I was asked recently what the numbers fixed on a lens next to the focus ring mean (the 22, 11, 0, 11, 22 in the diagram below).
It explains what is in focus for a given aperture. So, using the lens above:
At f2.8 (or a really wide aperture), you are limited to things which are basically at 1.5m. That means anything away from 1.5m will appear blurred (or have the bokeh effect)
At f11, anything from about 1.3m to 2m will be in focus, and everything else will be blurred
At f22, it extends to a range of 1.1m to 2.7m.
Not all lenses have this, but it can be useful for portraits and still life to work out what you want in focus.
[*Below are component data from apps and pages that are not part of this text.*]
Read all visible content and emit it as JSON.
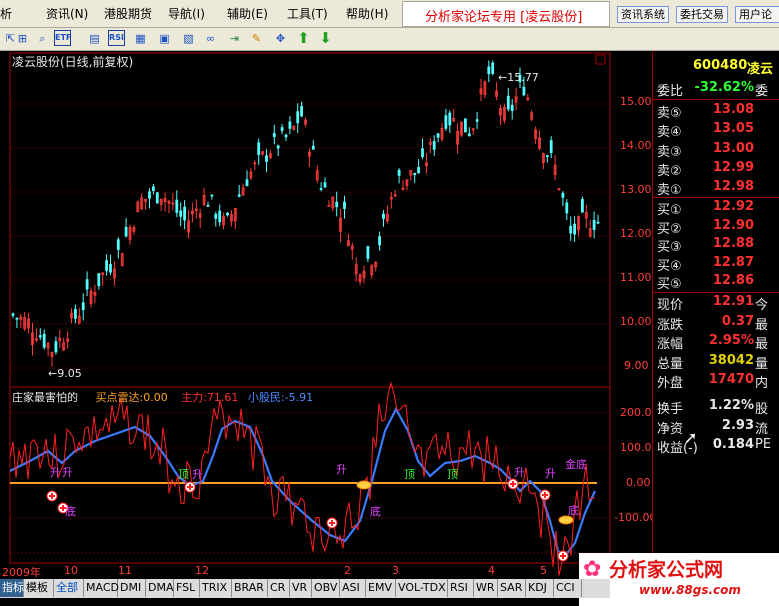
{
  "menubar": {
    "items": [
      "析",
      "资讯(N)",
      "港股期货",
      "导航(I)",
      "辅助(E)",
      "工具(T)",
      "帮助(H)"
    ],
    "brand": "分析家论坛专用 [凌云股份]",
    "buttons": [
      "资讯系统",
      "委托交易",
      "用户论"
    ]
  },
  "toolbar": {
    "icons": [
      "cursor-icon",
      "zoom-icon",
      "search-icon",
      "etf-icon",
      "chart-icon",
      "rsi-icon",
      "table-icon",
      "window-icon",
      "link-icon",
      "export-icon",
      "pen-icon",
      "move-icon",
      "up-arrow-icon",
      "down-arrow-icon"
    ],
    "labels": {
      "etf": "ETF",
      "rsi": "RSI"
    }
  },
  "kline": {
    "title": "凌云股份(日线,前复权)",
    "price_ticks": [
      "15.00",
      "14.00",
      "13.00",
      "12.00",
      "11.00",
      "10.00",
      "9.00"
    ],
    "high_label": "15.77",
    "low_label": "9.05"
  },
  "indicator": {
    "name": "庄家最害怕的",
    "buy_radar": "买点雷达:0.00",
    "main_force": "主力:71.61",
    "retail": "小股民:-5.91",
    "ticks": [
      "200.00",
      "100.00",
      "0.00",
      "-100.00",
      "-200.00"
    ],
    "signals": {
      "up": "升",
      "top": "顶",
      "bottom": "底",
      "golden": "金底"
    }
  },
  "time_axis": [
    "2009年",
    "10",
    "11",
    "12",
    "2",
    "3",
    "4",
    "5"
  ],
  "quote": {
    "code": "600480",
    "name": "凌云",
    "weibi": {
      "label": "委比",
      "value": "-32.62%",
      "extra": "委"
    },
    "sells": [
      {
        "label": "卖⑤",
        "price": "13.08"
      },
      {
        "label": "卖④",
        "price": "13.05"
      },
      {
        "label": "卖③",
        "price": "13.00"
      },
      {
        "label": "卖②",
        "price": "12.99"
      },
      {
        "label": "卖①",
        "price": "12.98"
      }
    ],
    "buys": [
      {
        "label": "买①",
        "price": "12.92"
      },
      {
        "label": "买②",
        "price": "12.90"
      },
      {
        "label": "买③",
        "price": "12.88"
      },
      {
        "label": "买④",
        "price": "12.87"
      },
      {
        "label": "买⑤",
        "price": "12.86"
      }
    ],
    "stats": [
      {
        "label": "现价",
        "value": "12.91",
        "extra": "今",
        "color": "#ff3030"
      },
      {
        "label": "涨跌",
        "value": "0.37",
        "extra": "最",
        "color": "#ff3030"
      },
      {
        "label": "涨幅",
        "value": "2.95%",
        "extra": "最",
        "color": "#ff3030"
      },
      {
        "label": "总量",
        "value": "38042",
        "extra": "量",
        "color": "#e0d000"
      },
      {
        "label": "外盘",
        "value": "17470",
        "extra": "内",
        "color": "#ff3030"
      },
      {
        "label": "换手",
        "value": "1.22%",
        "extra": "股",
        "color": "#e8e8e8"
      },
      {
        "label": "净资",
        "value": "2.93",
        "extra": "流",
        "color": "#e8e8e8"
      },
      {
        "label": "收益(-)",
        "value": "0.184",
        "extra": "PE",
        "color": "#e8e8e8"
      }
    ]
  },
  "tabs": [
    "指标",
    "模板",
    "全部",
    "MACD",
    "DMI",
    "DMA",
    "FSL",
    "TRIX",
    "BRAR",
    "CR",
    "VR",
    "OBV",
    "ASI",
    "EMV",
    "VOL-TDX",
    "RSI",
    "WR",
    "SAR",
    "KDJ",
    "CCI"
  ],
  "watermark": {
    "title": "分析家公式网",
    "url": "www.88gs.com"
  },
  "colors": {
    "up": "#ff3c3c",
    "down": "#54ffff",
    "ma_line": "#ffa020",
    "main_force": "#ff2020",
    "retail": "#3070ff"
  }
}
It's also an exponential scale, in that the area behind the focus point extends quicker than the area in front as you go for a more narrow aperture.
It can also help a bit for landscapes as a friend of mine once explained to me - the natural tendency when taking a landscape is to use auto focus and put the focus out to infinity. However, if you use something like f16 and manually focus on something a little closer, the depth of field range I've described above will include infinity. Hey presto - you've just made an area a bit closer to you a bit more in focus without losing anything in the distance.